It’s spring break and Saturday was a Bountiful Basket Saturday. Yay!
I had lots of peppers. I’d bought a reduced package of tiny sweet red and orange peppers. I also had all the Anaheim peppers left over from the Basket two weeks ago. I had one left over wrinkled green pepper from some era long before. And, in the Basket on Saturday were three large red peppers. So, I needed to use a lot of peppers, lol.
What to do? I roasted them. Then, I mulled. By Sunday morning I’d looked up recipes. It’s not rocket science. I googled “How to use a lot of peppers.” Literally. That’s the kind of searches I do. I just ask, and google answers. I try not to think about the Orwellian implications of this.
I found a recipe for a pepper tart. I often make quiche and I’d thought briefly about a pepper and cheese quiche. But I only had four eggs left and I didn’t want to use them all. The tart called for 1 full egg and 1 yolk. Of course the tart comes out thinner but that was OK, quiche is heavy anyway. I liked the fact that it used fewer eggs, no flour and only cooks in the oven for 15 minutes. The oven (and the dryer) takes so much electricity I can tell by the monthly bill when I’ve cooked a lot. I had feta cheese on hand so I topped the tart with that.

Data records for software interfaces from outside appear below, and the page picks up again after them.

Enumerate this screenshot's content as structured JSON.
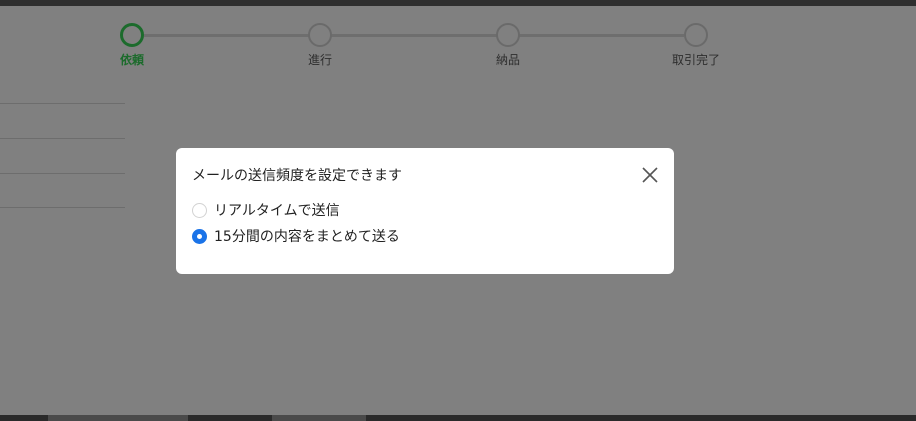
{
  "stepper": {
    "steps": [
      {
        "label": "依頼",
        "active": true
      },
      {
        "label": "進行",
        "active": false
      },
      {
        "label": "納品",
        "active": false
      },
      {
        "label": "取引完了",
        "active": false
      }
    ],
    "active_color": "#1c6b2c"
  },
  "dialog": {
    "title": "メールの送信頻度を設定できます",
    "options": [
      {
        "label": "リアルタイムで送信",
        "checked": false
      },
      {
        "label": "15分間の内容をまとめて送る",
        "checked": true
      }
    ],
    "accent_color": "#1a73e8",
    "close_icon": "close-icon"
  }
}
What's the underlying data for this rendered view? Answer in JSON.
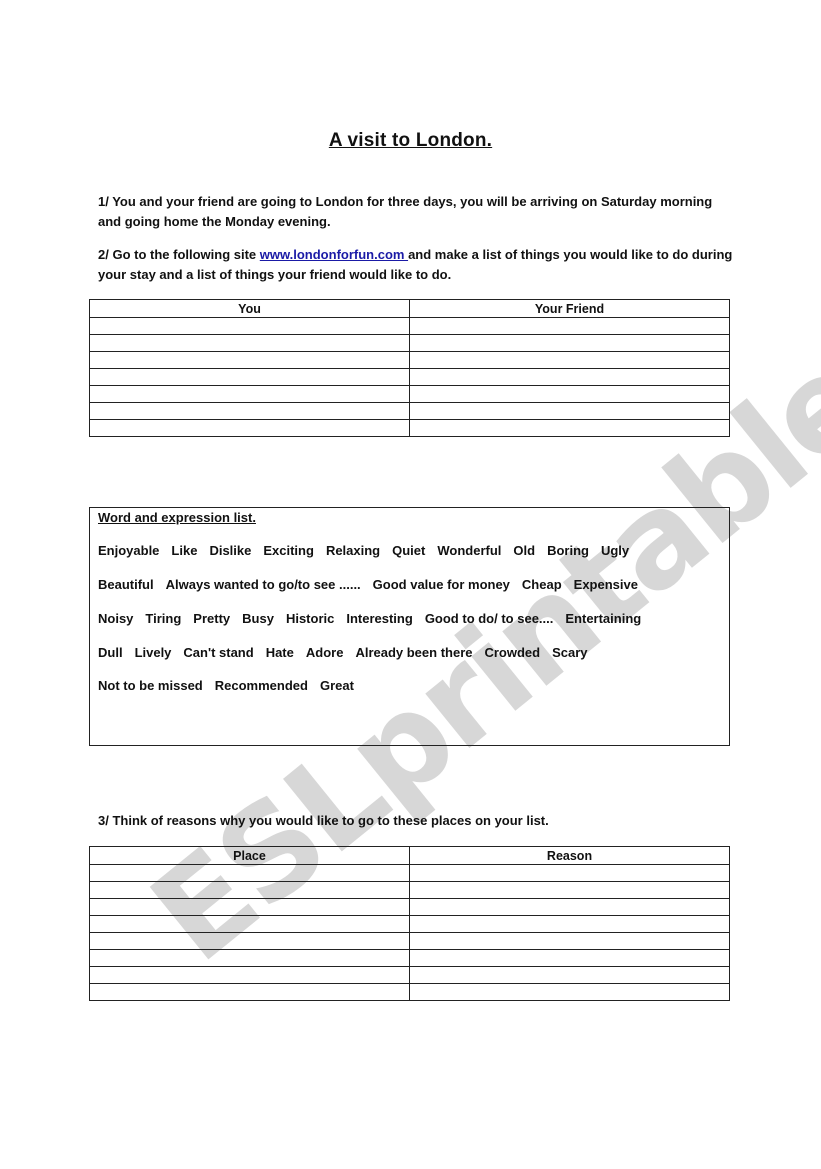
{
  "title": "A visit to London.",
  "instructions": {
    "step1": "1/  You and your friend are going to London for three days, you will be arriving on Saturday morning and going home the Monday evening.",
    "step2_before": "2/ Go to the following site ",
    "step2_link": "www.londonforfun.com ",
    "step2_after": "and  make a list of things you would like to do during your stay and a list of things your friend would like to do.",
    "step3": "3/ Think of reasons why you would like to go to these places on your list."
  },
  "table1": {
    "headers": [
      "You",
      "Your Friend"
    ],
    "empty_rows": 7
  },
  "word_list": {
    "heading": "Word and expression list.",
    "lines": [
      [
        "Enjoyable",
        "Like",
        "Dislike",
        "Exciting",
        "Relaxing",
        "Quiet",
        "Wonderful",
        "Old",
        "Boring",
        "Ugly"
      ],
      [
        "Beautiful",
        "Always wanted to go/to see ......",
        "Good value for money",
        "Cheap",
        "Expensive"
      ],
      [
        "Noisy",
        "Tiring",
        "Pretty",
        "Busy",
        "Historic",
        "Interesting",
        "Good to do/ to see....",
        "Entertaining"
      ],
      [
        "Dull",
        "Lively",
        "Can't stand",
        "Hate",
        "Adore",
        "Already been there",
        "Crowded",
        "Scary"
      ],
      [
        "Not to be missed",
        "Recommended",
        "Great"
      ]
    ]
  },
  "table2": {
    "headers": [
      "Place",
      "Reason"
    ],
    "empty_rows": 8
  },
  "watermark": "ESLprintables.com",
  "colors": {
    "link": "#1a1aa6",
    "watermark": "#969696"
  }
}
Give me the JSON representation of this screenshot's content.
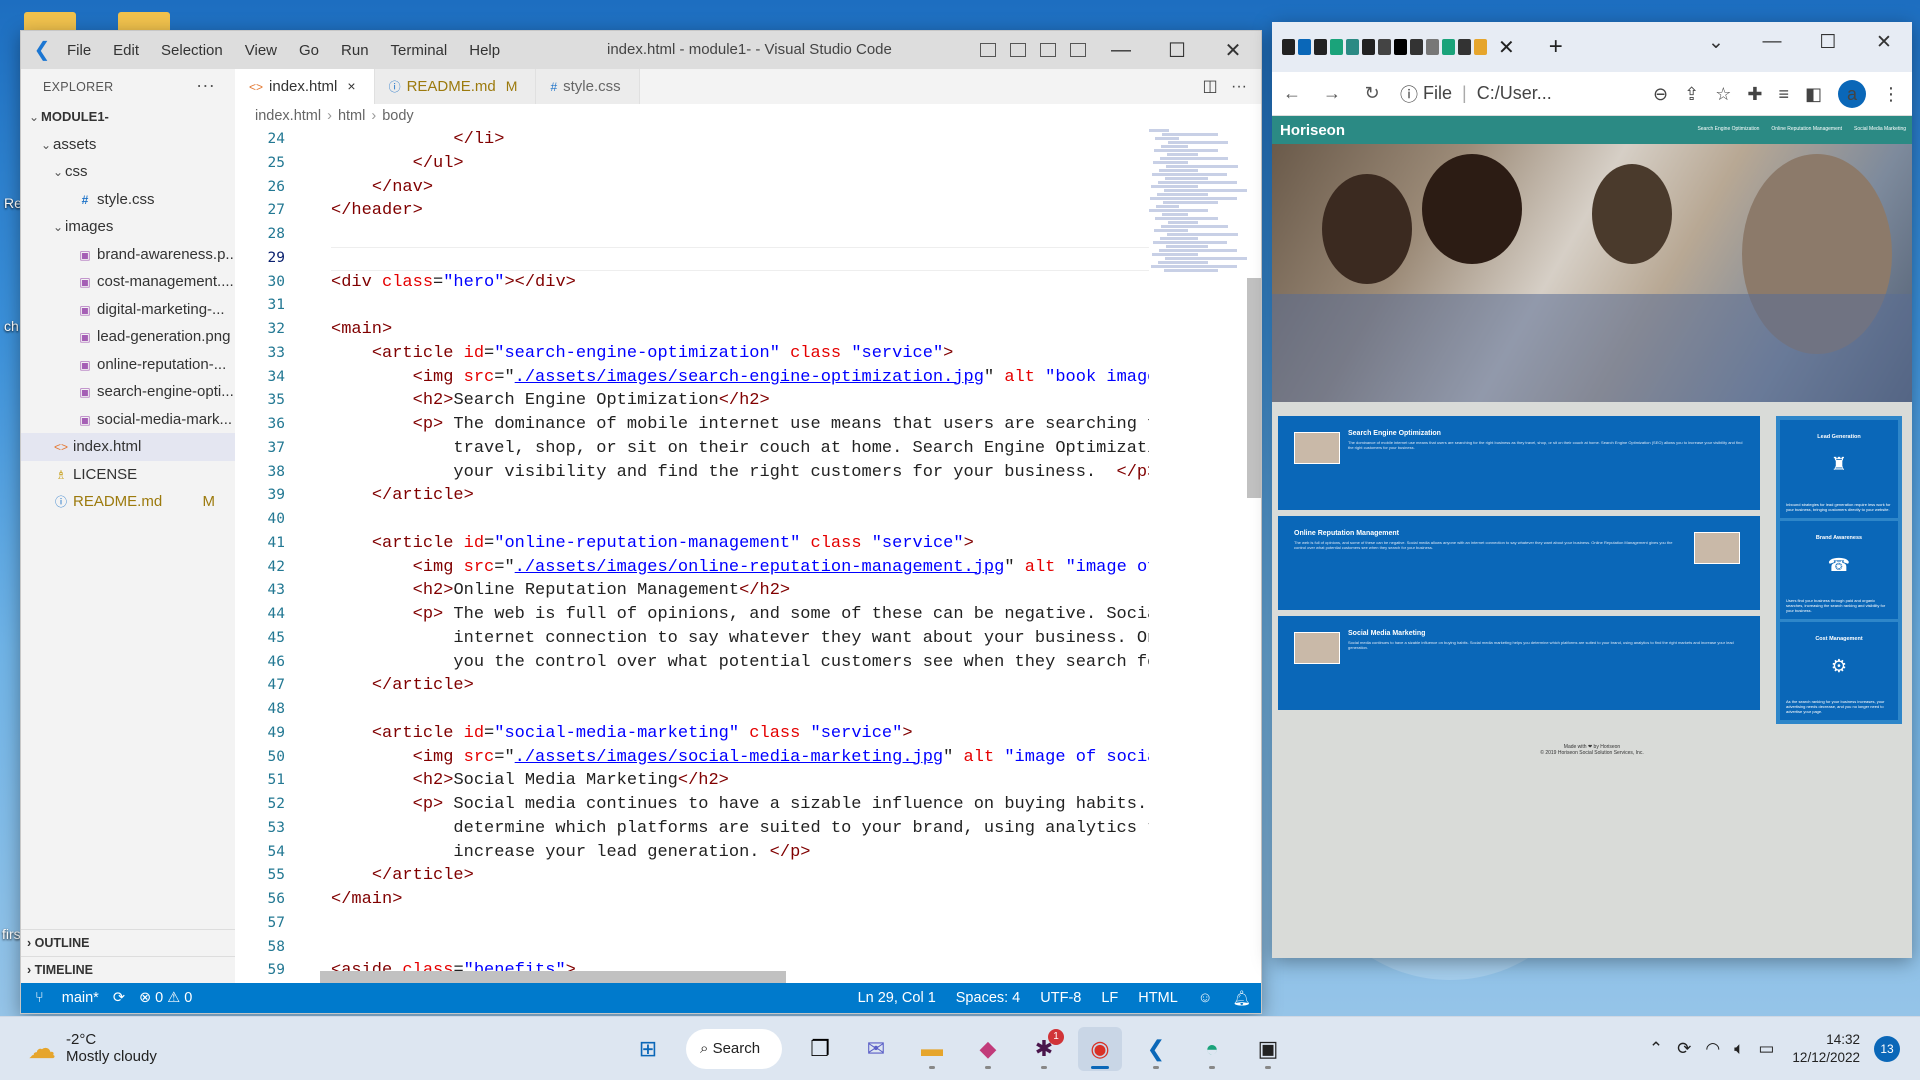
{
  "desktop": {
    "side_texts": [
      "Re",
      "ch",
      "firs"
    ]
  },
  "vscode": {
    "menu": [
      "File",
      "Edit",
      "Selection",
      "View",
      "Go",
      "Run",
      "Terminal",
      "Help"
    ],
    "window_title": "index.html - module1- - Visual Studio Code",
    "explorer_label": "EXPLORER",
    "tree": [
      {
        "label": "MODULE1-",
        "depth": 0,
        "twisty": "⌄",
        "icon": "",
        "kind": "root"
      },
      {
        "label": "assets",
        "depth": 1,
        "twisty": "⌄",
        "icon": "",
        "kind": "folder"
      },
      {
        "label": "css",
        "depth": 2,
        "twisty": "⌄",
        "icon": "",
        "kind": "folder"
      },
      {
        "label": "style.css",
        "depth": 3,
        "twisty": "",
        "icon": "#",
        "kind": "css"
      },
      {
        "label": "images",
        "depth": 2,
        "twisty": "⌄",
        "icon": "",
        "kind": "folder"
      },
      {
        "label": "brand-awareness.p...",
        "depth": 3,
        "twisty": "",
        "icon": "▣",
        "kind": "img"
      },
      {
        "label": "cost-management....",
        "depth": 3,
        "twisty": "",
        "icon": "▣",
        "kind": "img"
      },
      {
        "label": "digital-marketing-...",
        "depth": 3,
        "twisty": "",
        "icon": "▣",
        "kind": "img"
      },
      {
        "label": "lead-generation.png",
        "depth": 3,
        "twisty": "",
        "icon": "▣",
        "kind": "img"
      },
      {
        "label": "online-reputation-...",
        "depth": 3,
        "twisty": "",
        "icon": "▣",
        "kind": "img"
      },
      {
        "label": "search-engine-opti...",
        "depth": 3,
        "twisty": "",
        "icon": "▣",
        "kind": "img"
      },
      {
        "label": "social-media-mark...",
        "depth": 3,
        "twisty": "",
        "icon": "▣",
        "kind": "img"
      },
      {
        "label": "index.html",
        "depth": 1,
        "twisty": "",
        "icon": "<>",
        "kind": "html",
        "selected": true
      },
      {
        "label": "LICENSE",
        "depth": 1,
        "twisty": "",
        "icon": "♗",
        "kind": "lic"
      },
      {
        "label": "README.md",
        "depth": 1,
        "twisty": "",
        "icon": "ⓘ",
        "kind": "info",
        "badge": "M"
      }
    ],
    "outline_label": "OUTLINE",
    "timeline_label": "TIMELINE",
    "tabs": [
      {
        "label": "index.html",
        "icon": "<>",
        "close": "×",
        "active": true
      },
      {
        "label": "README.md",
        "icon": "ⓘ",
        "badge": "M",
        "active": false
      },
      {
        "label": "style.css",
        "icon": "#",
        "active": false
      }
    ],
    "breadcrumb": [
      "index.html",
      "html",
      "body"
    ],
    "line_numbers": [
      "24",
      "25",
      "26",
      "27",
      "28",
      "29",
      "30",
      "31",
      "32",
      "33",
      "34",
      "35",
      "36",
      "37",
      "38",
      "39",
      "40",
      "41",
      "42",
      "43",
      "44",
      "45",
      "46",
      "47",
      "48",
      "49",
      "50",
      "51",
      "52",
      "53",
      "54",
      "55",
      "56",
      "57",
      "58",
      "59"
    ],
    "current_line": "29",
    "code_lines": [
      [
        [
          "            ",
          ""
        ],
        [
          "</li>",
          "t"
        ]
      ],
      [
        [
          "        ",
          ""
        ],
        [
          "</ul>",
          "t"
        ]
      ],
      [
        [
          "    ",
          ""
        ],
        [
          "</nav>",
          "t"
        ]
      ],
      [
        [
          "",
          ""
        ],
        [
          "</header>",
          "t"
        ]
      ],
      [
        [
          "",
          ""
        ]
      ],
      [
        [
          "",
          ""
        ]
      ],
      [
        [
          "",
          ""
        ],
        [
          "<div ",
          "t"
        ],
        [
          "class",
          "a"
        ],
        [
          "=",
          ""
        ],
        [
          "\"hero\"",
          "s"
        ],
        [
          "></div>",
          "t"
        ]
      ],
      [
        [
          "",
          ""
        ]
      ],
      [
        [
          "",
          ""
        ],
        [
          "<main>",
          "t"
        ]
      ],
      [
        [
          "    ",
          ""
        ],
        [
          "<article ",
          "t"
        ],
        [
          "id",
          "a"
        ],
        [
          "=",
          ""
        ],
        [
          "\"search-engine-optimization\"",
          "s"
        ],
        [
          " ",
          ""
        ],
        [
          "class",
          "a"
        ],
        [
          " ",
          ""
        ],
        [
          "\"service\"",
          "s"
        ],
        [
          ">",
          "t"
        ]
      ],
      [
        [
          "        ",
          ""
        ],
        [
          "<img ",
          "t"
        ],
        [
          "src",
          "a"
        ],
        [
          "=\"",
          ""
        ],
        [
          "./assets/images/search-engine-optimization.jpg",
          "u"
        ],
        [
          "\" ",
          ""
        ],
        [
          "alt",
          "a"
        ],
        [
          " ",
          ""
        ],
        [
          "\"book image w",
          "s"
        ]
      ],
      [
        [
          "        ",
          ""
        ],
        [
          "<h2>",
          "t"
        ],
        [
          "Search Engine Optimization",
          ""
        ],
        [
          "</h2>",
          "t"
        ]
      ],
      [
        [
          "        ",
          ""
        ],
        [
          "<p>",
          "t"
        ],
        [
          " The dominance of mobile internet use means that users are searching for",
          ""
        ]
      ],
      [
        [
          "            travel, shop, or sit on their couch at home. Search Engine Optimization",
          ""
        ]
      ],
      [
        [
          "            your visibility and find the right customers for your business.  ",
          ""
        ],
        [
          "</p>",
          "t"
        ]
      ],
      [
        [
          "    ",
          ""
        ],
        [
          "</article>",
          "t"
        ]
      ],
      [
        [
          "",
          ""
        ]
      ],
      [
        [
          "    ",
          ""
        ],
        [
          "<article ",
          "t"
        ],
        [
          "id",
          "a"
        ],
        [
          "=",
          ""
        ],
        [
          "\"online-reputation-management\"",
          "s"
        ],
        [
          " ",
          ""
        ],
        [
          "class",
          "a"
        ],
        [
          " ",
          ""
        ],
        [
          "\"service\"",
          "s"
        ],
        [
          ">",
          "t"
        ]
      ],
      [
        [
          "        ",
          ""
        ],
        [
          "<img ",
          "t"
        ],
        [
          "src",
          "a"
        ],
        [
          "=\"",
          ""
        ],
        [
          "./assets/images/online-reputation-management.jpg",
          "u"
        ],
        [
          "\" ",
          ""
        ],
        [
          "alt",
          "a"
        ],
        [
          " ",
          ""
        ],
        [
          "\"image of m",
          "s"
        ]
      ],
      [
        [
          "        ",
          ""
        ],
        [
          "<h2>",
          "t"
        ],
        [
          "Online Reputation Management",
          ""
        ],
        [
          "</h2>",
          "t"
        ]
      ],
      [
        [
          "        ",
          ""
        ],
        [
          "<p>",
          "t"
        ],
        [
          " The web is full of opinions, and some of these can be negative. Social",
          ""
        ]
      ],
      [
        [
          "            internet connection to say whatever they want about your business. Onli",
          ""
        ]
      ],
      [
        [
          "            you the control over what potential customers see when they search for",
          ""
        ]
      ],
      [
        [
          "    ",
          ""
        ],
        [
          "</article>",
          "t"
        ]
      ],
      [
        [
          "",
          ""
        ]
      ],
      [
        [
          "    ",
          ""
        ],
        [
          "<article ",
          "t"
        ],
        [
          "id",
          "a"
        ],
        [
          "=",
          ""
        ],
        [
          "\"social-media-marketing\"",
          "s"
        ],
        [
          " ",
          ""
        ],
        [
          "class",
          "a"
        ],
        [
          " ",
          ""
        ],
        [
          "\"service\"",
          "s"
        ],
        [
          ">",
          "t"
        ]
      ],
      [
        [
          "        ",
          ""
        ],
        [
          "<img ",
          "t"
        ],
        [
          "src",
          "a"
        ],
        [
          "=\"",
          ""
        ],
        [
          "./assets/images/social-media-marketing.jpg",
          "u"
        ],
        [
          "\" ",
          ""
        ],
        [
          "alt",
          "a"
        ],
        [
          " ",
          ""
        ],
        [
          "\"image of social",
          "s"
        ]
      ],
      [
        [
          "        ",
          ""
        ],
        [
          "<h2>",
          "t"
        ],
        [
          "Social Media Marketing",
          ""
        ],
        [
          "</h2>",
          "t"
        ]
      ],
      [
        [
          "        ",
          ""
        ],
        [
          "<p>",
          "t"
        ],
        [
          " Social media continues to have a sizable influence on buying habits. So",
          ""
        ]
      ],
      [
        [
          "            determine which platforms are suited to your brand, using analytics to",
          ""
        ]
      ],
      [
        [
          "            increase your lead generation. ",
          ""
        ],
        [
          "</p>",
          "t"
        ]
      ],
      [
        [
          "    ",
          ""
        ],
        [
          "</article>",
          "t"
        ]
      ],
      [
        [
          "",
          ""
        ],
        [
          "</main>",
          "t"
        ]
      ],
      [
        [
          "",
          ""
        ]
      ],
      [
        [
          "",
          ""
        ]
      ],
      [
        [
          "",
          ""
        ],
        [
          "<aside ",
          "t"
        ],
        [
          "class",
          "a"
        ],
        [
          "=",
          ""
        ],
        [
          "\"benefits\"",
          "s"
        ],
        [
          ">",
          "t"
        ]
      ]
    ],
    "status": {
      "branch": "main*",
      "errors": "⊗ 0 ⚠ 0",
      "position": "Ln 29, Col 1",
      "spaces": "Spaces: 4",
      "encoding": "UTF-8",
      "eol": "LF",
      "language": "HTML"
    }
  },
  "chrome": {
    "address": "C:/User...",
    "address_prefix": "File",
    "avatar_letter": "a",
    "site": {
      "brand": "Horiseon",
      "nav": [
        "Search Engine Optimization",
        "Online Reputation Management",
        "Social Media Marketing"
      ],
      "services": [
        {
          "title": "Search Engine Optimization",
          "text": "The dominance of mobile internet use means that users are searching for the right business as they travel, shop, or sit on their couch at home. Search Engine Optimization (SEO) allows you to increase your visibility and find the right customers for your business."
        },
        {
          "title": "Online Reputation Management",
          "text": "The web is full of opinions, and some of these can be negative. Social media allows anyone with an internet connection to say whatever they want about your business. Online Reputation Management gives you the control over what potential customers see when they search for your business."
        },
        {
          "title": "Social Media Marketing",
          "text": "Social media continues to have a sizable influence on buying habits. Social media marketing helps you determine which platforms are suited to your brand, using analytics to find the right markets and increase your lead generation."
        }
      ],
      "benefits": [
        {
          "title": "Lead Generation",
          "icon": "♜",
          "text": "Inbound strategies for lead generation require less work for your business, bringing customers directly to your website."
        },
        {
          "title": "Brand Awareness",
          "icon": "☎",
          "text": "Users find your business through paid and organic searches, increasing the search ranking and visibility for your business."
        },
        {
          "title": "Cost Management",
          "icon": "⚙",
          "text": "As the search ranking for your business increases, your advertising needs decrease, and you no longer need to advertise your page."
        }
      ],
      "footer_line1": "Made with ❤ by Horiseon",
      "footer_line2": "© 2019 Horiseon Social Solution Services, Inc."
    }
  },
  "taskbar": {
    "temperature": "-2°C",
    "weather": "Mostly cloudy",
    "search_label": "Search",
    "time": "14:32",
    "date": "12/12/2022",
    "notifications": "13",
    "slack_badge": "1"
  }
}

It came out great! I only had a deep dish pie shell on hand but next time I’ll get a shallow pie shell or phyllo dough for a real tart.
|You see how the tart definitely doesn’t need a deep dish|
|It’s thin, but I like that. The flavor of the peppers is more prominent|
Now the other problem: I had 6 pears left but they were weird. I’d eaten one the day before at school for my lunch, but it was hard even though it looked soft. As a matter of fact half of one pear was rotten in my bowl, but the rest were still hard. It was one of those situations where they’d never soften up, so I’d need to cook them. Throwing them out was out of the question. I don’t waste.
Voila, pear sauce. I simply peeled and chopped them, put them in boiling water and cooked until they were soft. I blended them with ginger and cinnamon, lemon juice and just a tablespoon of sugar. You can see it filled a large Ball Mason jar. (I’ve already had one helping. It used to be filled to the top. 😉
Of course I never turn the oven on unless I can stuff it. This saves electricity. The costliest items in the home for electricity are the air conditioner, the dryer and the oven. So when the oven is on, it’s working to cook several dishes, not just one. Using all the food you have with a minimum of extra ingredients saves money too.
Here is the photo of the Bountiful Basket and all that was in it. The photo is from our local co-op Facebook page.
I ate the strawberries right away. I roasted the carrots whole. The cauliflower will be roasted next weekend. I’ve already eaten some of the bananas and apples. I roasted the peppers as mentioned. Below was my Sunday Brunch after church. The potatoes were from the last Bountiful Basket two weeks ago.
Not everything was a success. The carrots came with tops. They were two feet long and green. I love anything green so I looked up recipes for how to use carrot tops. Yes they’re edible, and I set about to make carrot top pesto. I stripped the leaves from the top so I wouldn’t have the hard thin stems to deal with and put the leaves in boiling water to blanch them, in order to soften them up. I don’t have a hand blender so I put them in the regular blender with lemon juice and olive oil. There wasn’t enough bulk to blend and the whole thing ended up being a propeller-stalling stringy mess with splattered olive oil up the sides of the blender. And the carrot tops didn’t taste good anyway.
Well, I tried not to waste anything. Maybe next time I’ll roast the tops…
Today is 78 degrees and tomorrow and the next day are predicted to the the same. I have plans to have breakfast with some gals on Thursday morning and another date with a different gal friend later in the week. It’s all good.